→ Requirement
Give back the records in full, with every line exactly as it was.

Extracted data entries

=-=-=-=-=

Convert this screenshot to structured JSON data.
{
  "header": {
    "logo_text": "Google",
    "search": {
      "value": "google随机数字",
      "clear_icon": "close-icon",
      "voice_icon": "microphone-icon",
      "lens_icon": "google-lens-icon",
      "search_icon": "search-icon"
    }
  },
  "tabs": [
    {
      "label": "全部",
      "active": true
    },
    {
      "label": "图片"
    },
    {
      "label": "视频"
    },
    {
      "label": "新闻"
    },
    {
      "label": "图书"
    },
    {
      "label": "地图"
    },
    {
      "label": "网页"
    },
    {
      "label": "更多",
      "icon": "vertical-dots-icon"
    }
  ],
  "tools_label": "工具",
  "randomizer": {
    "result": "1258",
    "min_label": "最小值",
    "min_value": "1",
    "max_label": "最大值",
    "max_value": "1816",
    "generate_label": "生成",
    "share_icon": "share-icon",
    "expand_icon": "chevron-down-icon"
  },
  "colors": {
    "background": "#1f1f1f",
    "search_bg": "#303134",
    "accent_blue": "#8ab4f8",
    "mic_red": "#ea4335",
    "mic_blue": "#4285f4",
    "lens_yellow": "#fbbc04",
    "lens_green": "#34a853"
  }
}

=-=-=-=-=

→ Reply
Convert this screenshot to structured JSON data.
{
  "header": {
    "logo_text": "Google",
    "search": {
      "value": "google随机数字",
      "clear_icon": "close-icon",
      "voice_icon": "microphone-icon",
      "lens_icon": "google-lens-icon",
      "search_icon": "search-icon"
    }
  },
  "tabs": [
    {
      "label": "全部",
      "active": true
    },
    {
      "label": "图片"
    },
    {
      "label": "视频"
    },
    {
      "label": "新闻"
    },
    {
      "label": "图书"
    },
    {
      "label": "地图"
    },
    {
      "label": "网页"
    },
    {
      "label": "更多",
      "icon": "vertical-dots-icon"
    }
  ],
  "tools_label": "工具",
  "randomizer": {
    "result": "1258",
    "min_label": "最小值",
    "min_value": "1",
    "max_label": "最大值",
    "max_value": "1816",
    "generate_label": "生成",
    "share_icon": "share-icon",
    "expand_icon": "chevron-down-icon"
  },
  "colors": {
    "background": "#1f1f1f",
    "search_bg": "#303134",
    "accent_blue": "#8ab4f8",
    "mic_red": "#ea4335",
    "mic_blue": "#4285f4",
    "lens_yellow": "#fbbc04",
    "lens_green": "#34a853"
  }
}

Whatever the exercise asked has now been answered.